South Coast Track: Cape Palliser to Ngapotiki Hut
An easy day or overnight trip along the North Island's South Coast track from Cape Palliser to Ngapotiki Hut.
This is an easy walk for all levels of ability along a track which is open (at times) to 4WD vehicles, but don't let that put you off. The south coast track leads east from Cape Palliser along rugged rocky coastline, past rocky headlands and black sand beaches. Inland the windswept southern flanks of the Haurangi Ranges rise 300m-600m from the coastal plain. The track cuts across grassy flats, winds through wind-stunted scrub and boulder-fields and traverses beaches and outwash fans. One stream must be forded, the Waitetuna - this is crossed at the ford on the 4wd track and shouldn't come over you boots in most conditions.

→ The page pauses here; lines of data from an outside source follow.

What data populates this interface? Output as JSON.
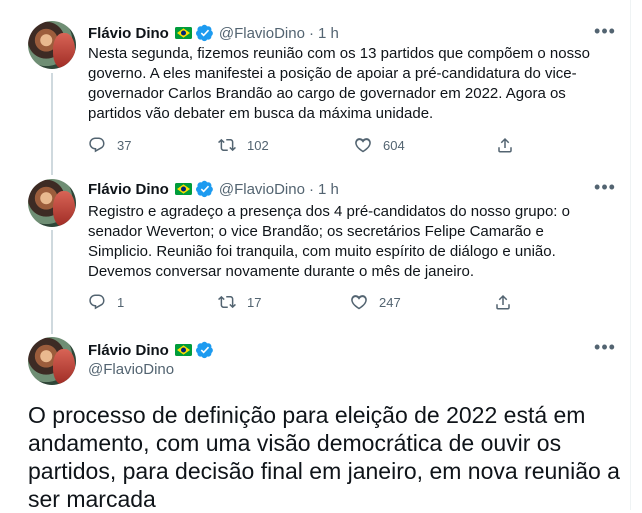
{
  "tweets": [
    {
      "name": "Flávio Dino",
      "handle": "@FlavioDino",
      "separator": "·",
      "time": "1 h",
      "text": "Nesta segunda, fizemos reunião com os 13 partidos que compõem o nosso governo. A eles manifestei a posição de apoiar a pré-candidatura do vice-governador Carlos Brandão ao cargo de governador em 2022. Agora os partidos vão debater em busca da máxima unidade.",
      "replies": "37",
      "retweets": "102",
      "likes": "604"
    },
    {
      "name": "Flávio Dino",
      "handle": "@FlavioDino",
      "separator": "·",
      "time": "1 h",
      "text": "Registro e agradeço a presença dos 4 pré-candidatos do nosso grupo: o senador Weverton; o vice Brandão; os secretários Felipe Camarão e Simplicio. Reunião foi tranquila, com muito espírito de diálogo e união. Devemos conversar novamente durante o mês de janeiro.",
      "replies": "1",
      "retweets": "17",
      "likes": "247"
    }
  ],
  "focused_tweet": {
    "name": "Flávio Dino",
    "handle": "@FlavioDino",
    "text": "O processo de definição para eleição de 2022 está em andamento, com uma visão democrática de ouvir os partidos, para decisão final em janeiro, em nova reunião a ser marcada"
  },
  "icons": {
    "avatar": "avatar",
    "flag": "brazil-flag-icon",
    "verified": "verified-badge-icon",
    "more": "more-options-icon",
    "reply": "reply-icon",
    "retweet": "retweet-icon",
    "like": "like-icon",
    "share": "share-icon"
  },
  "colors": {
    "verified": "#1d9bf0",
    "text": "#0f1419",
    "secondary": "#536471",
    "thread_line": "#cfd9de"
  }
}
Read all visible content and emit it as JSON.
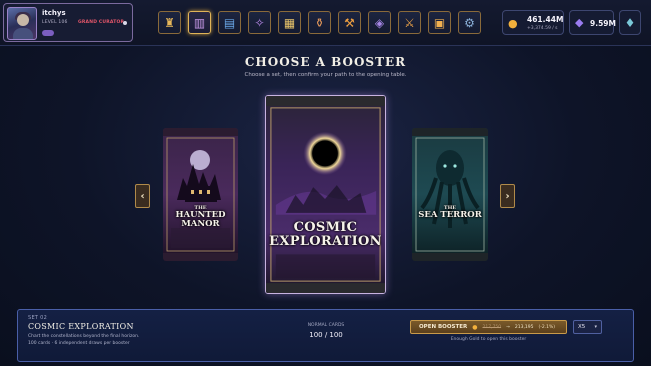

Spend a night at the the southern-most hut in the North Island: Ngapotiki Hut, listening to the surf pound on the beach 50m away. Wake to the sunrise over the Pacific.
Head down the Cape Palliser road, past the settlement at Cape Palliser and the lighthouse. The road crosses a ford just before the lighthouse, but this is concrete floored and passable in 2wd vehicles in most conditions. Park in the carpark at the roadend at Rocky Point.
From the carpark, directions are simple: follow the 4WD track through the locked gate, and east along the coast. The track starts off broad across the grazed coastal strip east of Cape Palliser. There are usually seals on the rocks around Rocky Point. The track soon narrows and becomes rocky as it winds its way though increasingly dense vegetation and boulder-fields.
The only significant stream on the route is crossed after 3.5km, at the outflow from Stonewall Basin. This wide-floored valley in the southern part of the Haurangi Range narrows to a cleft just meters across at its exit, forcing the Waitetuna through as series of pools and waterfalls to reach the coast. For those interested in exploring, the ridges to the east of the river provide the only access into the valley. The western and southern valleysides are steep crumbling bluffs and impassible.
From the Waitetuna, the track begins to climb and sidle the hillside as the coastal plane shrinks and disappears, before dropping back to a black-sand beach. Finally it climbs again through sand and gravel cliffs to cross the outwash fan of the unnamed stream 1km before the hut.
Ngapotiki Hut is on the left of the track and hard to miss, it's the only building on the walk (the building 2km beyond at the Ngapotiki roadend is a private house). Considering the hut is 4WD-accessible it's in surprisingly good condition. There's a couple of broken armchairs on the deck to give it a run-down look, and the door needs something along the bottom to stop the sand blowing in through the gap - but that aside it was comfortable, clean and tidy. The hut sleeps 15 in two rooms: 9 in the kitchen / main room and 6 more in a separate bunk room. However, there were only three mattresses in 2010 when I visited! The hut has a new woodburner, and there's plenty of driftwood and manuka scrub to burn. There's tank water and sinks in both rooms.
The trip makes a good easy overnighter, or the hut can be a base to explore Stonewall Basin or head north. It is little visited by trampers: but doze off with the sound of the breakers on the beach, and wake to a golden sunrise over the sea, and you'll wonder why.
Return the way you came, or continue 2km to the Ngapotki roadend.